Fan Violence: Who's to Blame?

2527 WordsOct 22, 199911 Pages
"These people want to hurt you. It 's frightening. You feel like you 're in a cage out there". Reggie Smith, (Berger, 1990). Spectator violence at sporting events has been recorded throughout history. People who have power over the events, often team owners, indirectly influence the amount of spectator violence by encouraging the factors contributing to violence, in order to benefit themselves. Sale of alcohol, encouraging crowd intensity, creating rivalries, and targeting social groups, are factors affecting the degree of spectator violence and can be proven to be influenced by the owner 's actions. Therefore the blame for spectator violence can be attributed to whoever has power over the sport. <br> <br>Many historians suggest that an…show more content…
Eddie Robinson did not apologize for the incident, and it took Lee MacPhail, president of American League to intervene and ban the beer nights (Johnson, 1988). <br> <br>The rowdy behavior contributed by alcohol consumption often accompanies the throwing of beverage containers. Cups, bottles, and cans act as stimuli and provide a throwing opportunity.

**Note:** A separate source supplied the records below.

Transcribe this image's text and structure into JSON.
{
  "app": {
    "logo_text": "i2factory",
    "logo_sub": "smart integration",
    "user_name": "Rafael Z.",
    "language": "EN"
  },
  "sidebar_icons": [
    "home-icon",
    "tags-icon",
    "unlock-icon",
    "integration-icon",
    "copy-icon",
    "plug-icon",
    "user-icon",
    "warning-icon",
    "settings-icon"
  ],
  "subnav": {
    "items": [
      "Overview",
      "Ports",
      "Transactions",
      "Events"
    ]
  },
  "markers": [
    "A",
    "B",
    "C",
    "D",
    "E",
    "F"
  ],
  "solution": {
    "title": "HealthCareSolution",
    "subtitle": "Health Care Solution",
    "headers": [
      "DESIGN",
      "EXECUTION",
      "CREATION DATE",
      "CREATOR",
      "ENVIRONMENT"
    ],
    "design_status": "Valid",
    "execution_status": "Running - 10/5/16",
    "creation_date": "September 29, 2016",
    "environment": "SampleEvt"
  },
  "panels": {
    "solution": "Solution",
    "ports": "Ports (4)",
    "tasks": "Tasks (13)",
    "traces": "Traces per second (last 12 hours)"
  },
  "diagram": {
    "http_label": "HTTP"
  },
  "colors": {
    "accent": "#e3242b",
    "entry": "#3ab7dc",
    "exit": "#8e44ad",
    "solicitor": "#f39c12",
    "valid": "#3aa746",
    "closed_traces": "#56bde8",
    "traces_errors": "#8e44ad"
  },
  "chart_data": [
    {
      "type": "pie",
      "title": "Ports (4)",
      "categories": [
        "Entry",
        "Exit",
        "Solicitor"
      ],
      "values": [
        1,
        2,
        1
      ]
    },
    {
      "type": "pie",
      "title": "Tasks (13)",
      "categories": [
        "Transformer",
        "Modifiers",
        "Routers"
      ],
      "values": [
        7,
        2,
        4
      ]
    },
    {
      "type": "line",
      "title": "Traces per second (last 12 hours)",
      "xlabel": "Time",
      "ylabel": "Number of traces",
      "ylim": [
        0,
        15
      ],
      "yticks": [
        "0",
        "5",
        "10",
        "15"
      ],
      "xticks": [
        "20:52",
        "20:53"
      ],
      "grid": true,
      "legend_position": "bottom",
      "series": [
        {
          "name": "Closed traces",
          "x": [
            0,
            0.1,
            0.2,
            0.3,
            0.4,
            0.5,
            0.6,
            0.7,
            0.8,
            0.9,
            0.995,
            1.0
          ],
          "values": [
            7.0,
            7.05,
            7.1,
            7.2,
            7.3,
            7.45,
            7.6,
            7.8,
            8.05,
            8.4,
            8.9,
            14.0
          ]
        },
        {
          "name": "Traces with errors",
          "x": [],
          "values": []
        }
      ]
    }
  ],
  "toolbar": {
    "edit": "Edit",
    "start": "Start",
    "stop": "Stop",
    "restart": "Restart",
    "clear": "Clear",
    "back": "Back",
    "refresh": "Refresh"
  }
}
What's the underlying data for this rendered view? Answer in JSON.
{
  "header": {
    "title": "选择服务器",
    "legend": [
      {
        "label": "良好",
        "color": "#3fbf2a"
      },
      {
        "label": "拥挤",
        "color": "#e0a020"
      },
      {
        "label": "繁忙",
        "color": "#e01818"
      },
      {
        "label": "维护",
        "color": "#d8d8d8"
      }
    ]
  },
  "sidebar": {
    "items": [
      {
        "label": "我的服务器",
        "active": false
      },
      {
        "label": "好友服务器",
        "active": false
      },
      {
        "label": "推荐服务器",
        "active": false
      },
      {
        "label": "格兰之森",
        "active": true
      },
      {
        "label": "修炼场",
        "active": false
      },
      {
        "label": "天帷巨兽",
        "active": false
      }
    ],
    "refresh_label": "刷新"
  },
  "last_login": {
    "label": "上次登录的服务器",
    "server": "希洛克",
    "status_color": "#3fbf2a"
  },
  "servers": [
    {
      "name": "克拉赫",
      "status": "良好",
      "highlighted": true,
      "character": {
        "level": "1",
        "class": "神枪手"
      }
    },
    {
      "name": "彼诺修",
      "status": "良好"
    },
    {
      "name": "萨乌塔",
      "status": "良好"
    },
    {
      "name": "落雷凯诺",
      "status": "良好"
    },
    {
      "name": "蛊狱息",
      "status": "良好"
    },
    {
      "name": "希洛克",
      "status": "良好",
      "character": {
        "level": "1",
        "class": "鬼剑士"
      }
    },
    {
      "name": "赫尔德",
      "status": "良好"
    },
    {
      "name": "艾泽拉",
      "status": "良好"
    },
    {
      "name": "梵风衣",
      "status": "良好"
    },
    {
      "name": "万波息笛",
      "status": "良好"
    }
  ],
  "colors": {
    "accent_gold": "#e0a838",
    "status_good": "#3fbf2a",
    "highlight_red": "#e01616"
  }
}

In 1988, Pete Rose of Cincinnati Reds was pelted with full cups of beer and whiskey bottles, when he stormed out of the dugout to dispute a call. "It was insane, many of the fans were throwing unopened beer cans" Pete Rose, (Johnson, 1988). <br> <br>To restrain spectator violence, many agree with not selling alcohol at sporting events. "The selling of alcohol at sporting events should be banned" (Johnson, 1988). Other solutions have been implemented, such as limiting drinking to designated areas, selling low alcohol beer, and making it more difficult to buy. The solution of prohibiting alcohol at games was never implemented (Johnson, 1988) Alcohol sales increase revenue; profits keep the owners satisfied. <br> <br>The owners to increase entertainment and increase attendance often promote other stimulants such as music, hearing obscenities, and aggressive play in the event or in the stands. Since sports are a source of entertainment, loud music and aggressive play in the event pump up the crowds, increasing the fans ' enthusiasm. Hearing obscenities can be contagious and

More about Fan Violence: Who's to Blame?

Open Document